The lines you need are those holding the word "caption"; pull them from the material.

** Data for review follows **

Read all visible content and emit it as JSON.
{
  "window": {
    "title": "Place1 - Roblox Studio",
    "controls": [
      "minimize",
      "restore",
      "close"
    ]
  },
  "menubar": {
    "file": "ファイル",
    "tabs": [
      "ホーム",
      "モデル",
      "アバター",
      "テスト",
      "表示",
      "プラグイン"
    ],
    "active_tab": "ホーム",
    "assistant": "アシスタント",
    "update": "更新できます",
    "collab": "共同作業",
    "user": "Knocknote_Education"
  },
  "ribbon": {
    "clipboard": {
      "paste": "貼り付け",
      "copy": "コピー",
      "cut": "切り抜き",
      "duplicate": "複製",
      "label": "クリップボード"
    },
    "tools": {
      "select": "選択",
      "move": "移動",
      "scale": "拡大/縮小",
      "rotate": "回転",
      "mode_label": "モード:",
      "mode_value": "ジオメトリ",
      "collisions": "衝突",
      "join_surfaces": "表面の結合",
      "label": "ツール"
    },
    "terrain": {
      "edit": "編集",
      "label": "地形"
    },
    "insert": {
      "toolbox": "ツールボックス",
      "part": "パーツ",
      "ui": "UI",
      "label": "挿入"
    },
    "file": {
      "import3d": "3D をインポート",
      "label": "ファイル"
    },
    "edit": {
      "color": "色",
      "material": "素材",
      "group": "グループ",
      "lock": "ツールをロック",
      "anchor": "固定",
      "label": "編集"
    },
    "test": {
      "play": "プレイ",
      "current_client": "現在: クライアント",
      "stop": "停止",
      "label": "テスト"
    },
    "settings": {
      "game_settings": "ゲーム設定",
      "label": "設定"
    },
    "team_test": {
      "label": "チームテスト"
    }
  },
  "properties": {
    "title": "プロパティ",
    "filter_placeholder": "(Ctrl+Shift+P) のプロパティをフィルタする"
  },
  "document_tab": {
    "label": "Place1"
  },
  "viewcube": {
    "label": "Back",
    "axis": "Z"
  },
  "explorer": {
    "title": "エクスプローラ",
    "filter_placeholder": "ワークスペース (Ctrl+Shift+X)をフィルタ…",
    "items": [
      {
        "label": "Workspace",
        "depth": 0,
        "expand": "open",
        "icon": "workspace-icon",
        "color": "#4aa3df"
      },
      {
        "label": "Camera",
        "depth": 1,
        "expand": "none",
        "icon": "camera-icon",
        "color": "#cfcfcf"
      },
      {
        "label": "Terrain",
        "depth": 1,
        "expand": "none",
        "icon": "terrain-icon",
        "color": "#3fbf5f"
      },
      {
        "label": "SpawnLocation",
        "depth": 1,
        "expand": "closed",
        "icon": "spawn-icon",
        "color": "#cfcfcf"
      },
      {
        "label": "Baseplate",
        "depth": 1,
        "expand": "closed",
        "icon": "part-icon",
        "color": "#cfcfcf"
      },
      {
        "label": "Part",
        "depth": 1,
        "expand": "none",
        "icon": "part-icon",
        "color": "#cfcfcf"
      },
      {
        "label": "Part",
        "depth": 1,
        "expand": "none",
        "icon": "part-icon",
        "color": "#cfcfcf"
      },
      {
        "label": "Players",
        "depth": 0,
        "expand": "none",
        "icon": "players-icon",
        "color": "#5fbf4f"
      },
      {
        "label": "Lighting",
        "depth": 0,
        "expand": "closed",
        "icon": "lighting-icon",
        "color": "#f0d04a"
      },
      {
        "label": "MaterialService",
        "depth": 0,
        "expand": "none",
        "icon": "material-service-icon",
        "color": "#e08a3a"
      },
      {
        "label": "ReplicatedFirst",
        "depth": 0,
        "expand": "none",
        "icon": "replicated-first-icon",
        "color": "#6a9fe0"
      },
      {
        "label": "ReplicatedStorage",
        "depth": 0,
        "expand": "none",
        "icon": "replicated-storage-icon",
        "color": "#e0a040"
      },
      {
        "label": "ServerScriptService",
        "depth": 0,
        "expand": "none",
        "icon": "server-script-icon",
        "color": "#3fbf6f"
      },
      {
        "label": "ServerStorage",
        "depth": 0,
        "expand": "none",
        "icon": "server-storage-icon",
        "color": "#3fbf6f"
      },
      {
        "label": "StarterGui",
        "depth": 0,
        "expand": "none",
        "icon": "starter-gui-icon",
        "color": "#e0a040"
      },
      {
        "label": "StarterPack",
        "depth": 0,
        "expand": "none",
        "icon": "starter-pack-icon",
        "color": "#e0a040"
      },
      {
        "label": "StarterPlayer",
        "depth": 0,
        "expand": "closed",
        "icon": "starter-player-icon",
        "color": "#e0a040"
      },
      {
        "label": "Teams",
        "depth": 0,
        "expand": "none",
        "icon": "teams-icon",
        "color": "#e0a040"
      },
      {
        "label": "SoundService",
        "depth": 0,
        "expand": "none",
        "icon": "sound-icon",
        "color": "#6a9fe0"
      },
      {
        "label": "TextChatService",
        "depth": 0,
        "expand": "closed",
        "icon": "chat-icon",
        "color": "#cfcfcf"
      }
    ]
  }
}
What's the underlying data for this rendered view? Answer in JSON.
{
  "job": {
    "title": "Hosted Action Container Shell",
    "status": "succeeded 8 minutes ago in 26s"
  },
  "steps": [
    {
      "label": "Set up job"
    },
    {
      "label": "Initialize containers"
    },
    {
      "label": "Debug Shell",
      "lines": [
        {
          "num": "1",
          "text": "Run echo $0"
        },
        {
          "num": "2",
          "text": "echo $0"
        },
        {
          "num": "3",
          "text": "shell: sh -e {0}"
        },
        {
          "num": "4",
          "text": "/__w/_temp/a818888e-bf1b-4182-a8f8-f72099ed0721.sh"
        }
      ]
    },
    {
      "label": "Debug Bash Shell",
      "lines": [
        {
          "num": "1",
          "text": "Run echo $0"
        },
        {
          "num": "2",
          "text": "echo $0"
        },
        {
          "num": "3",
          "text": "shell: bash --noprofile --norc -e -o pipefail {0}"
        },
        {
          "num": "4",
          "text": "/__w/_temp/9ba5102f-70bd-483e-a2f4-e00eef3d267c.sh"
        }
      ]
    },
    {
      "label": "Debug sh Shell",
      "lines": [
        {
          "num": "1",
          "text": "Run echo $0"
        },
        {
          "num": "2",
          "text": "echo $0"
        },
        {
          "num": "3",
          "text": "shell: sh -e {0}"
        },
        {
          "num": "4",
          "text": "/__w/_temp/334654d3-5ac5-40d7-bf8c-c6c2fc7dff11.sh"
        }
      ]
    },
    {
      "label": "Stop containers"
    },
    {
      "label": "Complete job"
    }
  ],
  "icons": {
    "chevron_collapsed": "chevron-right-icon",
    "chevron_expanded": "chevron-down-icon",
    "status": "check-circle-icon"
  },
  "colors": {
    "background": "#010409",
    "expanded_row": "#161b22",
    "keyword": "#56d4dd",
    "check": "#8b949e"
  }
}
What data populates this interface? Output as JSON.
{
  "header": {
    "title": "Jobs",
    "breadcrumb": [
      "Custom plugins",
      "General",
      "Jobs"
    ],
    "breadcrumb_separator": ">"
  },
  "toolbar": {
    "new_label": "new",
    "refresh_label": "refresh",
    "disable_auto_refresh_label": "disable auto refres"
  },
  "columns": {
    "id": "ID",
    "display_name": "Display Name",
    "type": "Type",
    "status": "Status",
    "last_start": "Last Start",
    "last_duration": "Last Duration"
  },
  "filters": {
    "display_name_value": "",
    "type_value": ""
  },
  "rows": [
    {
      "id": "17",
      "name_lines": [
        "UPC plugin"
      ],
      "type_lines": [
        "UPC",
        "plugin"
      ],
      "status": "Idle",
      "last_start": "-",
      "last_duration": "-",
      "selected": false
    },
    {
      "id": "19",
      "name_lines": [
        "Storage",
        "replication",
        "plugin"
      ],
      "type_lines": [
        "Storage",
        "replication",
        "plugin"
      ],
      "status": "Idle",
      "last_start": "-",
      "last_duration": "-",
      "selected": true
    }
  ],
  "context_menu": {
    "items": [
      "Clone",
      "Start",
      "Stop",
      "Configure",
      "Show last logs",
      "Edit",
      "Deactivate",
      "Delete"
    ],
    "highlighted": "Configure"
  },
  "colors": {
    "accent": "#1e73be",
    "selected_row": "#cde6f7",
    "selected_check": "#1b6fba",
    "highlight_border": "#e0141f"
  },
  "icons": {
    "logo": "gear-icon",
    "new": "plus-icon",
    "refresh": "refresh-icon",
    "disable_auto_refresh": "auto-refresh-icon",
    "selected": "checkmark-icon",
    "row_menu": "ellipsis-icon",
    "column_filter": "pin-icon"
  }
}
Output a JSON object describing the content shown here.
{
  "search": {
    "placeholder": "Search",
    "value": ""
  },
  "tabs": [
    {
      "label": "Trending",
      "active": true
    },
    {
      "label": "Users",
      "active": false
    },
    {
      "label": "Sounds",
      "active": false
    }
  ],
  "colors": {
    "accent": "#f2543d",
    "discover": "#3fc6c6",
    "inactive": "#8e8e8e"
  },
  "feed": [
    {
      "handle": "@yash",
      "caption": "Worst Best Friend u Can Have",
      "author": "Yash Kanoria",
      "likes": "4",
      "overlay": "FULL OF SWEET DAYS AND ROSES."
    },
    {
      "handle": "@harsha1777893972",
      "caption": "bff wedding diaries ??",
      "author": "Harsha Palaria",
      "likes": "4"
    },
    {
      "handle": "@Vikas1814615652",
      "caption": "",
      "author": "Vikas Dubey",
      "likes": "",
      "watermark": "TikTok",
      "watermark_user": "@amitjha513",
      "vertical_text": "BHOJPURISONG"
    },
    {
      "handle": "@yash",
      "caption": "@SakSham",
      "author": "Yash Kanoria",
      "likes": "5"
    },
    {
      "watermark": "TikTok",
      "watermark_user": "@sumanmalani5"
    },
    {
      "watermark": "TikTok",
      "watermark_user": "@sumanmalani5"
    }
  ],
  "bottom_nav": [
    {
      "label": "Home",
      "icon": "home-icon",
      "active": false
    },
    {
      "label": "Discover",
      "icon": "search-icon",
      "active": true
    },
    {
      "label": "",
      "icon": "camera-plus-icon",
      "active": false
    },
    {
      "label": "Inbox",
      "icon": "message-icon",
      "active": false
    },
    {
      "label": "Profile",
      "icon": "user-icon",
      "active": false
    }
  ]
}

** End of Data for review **

Task answer:
      "caption": "Worst Best Friend u Can Have",
      "caption": "bff wedding diaries ??",
      "caption": "",
      "caption": "@SakSham",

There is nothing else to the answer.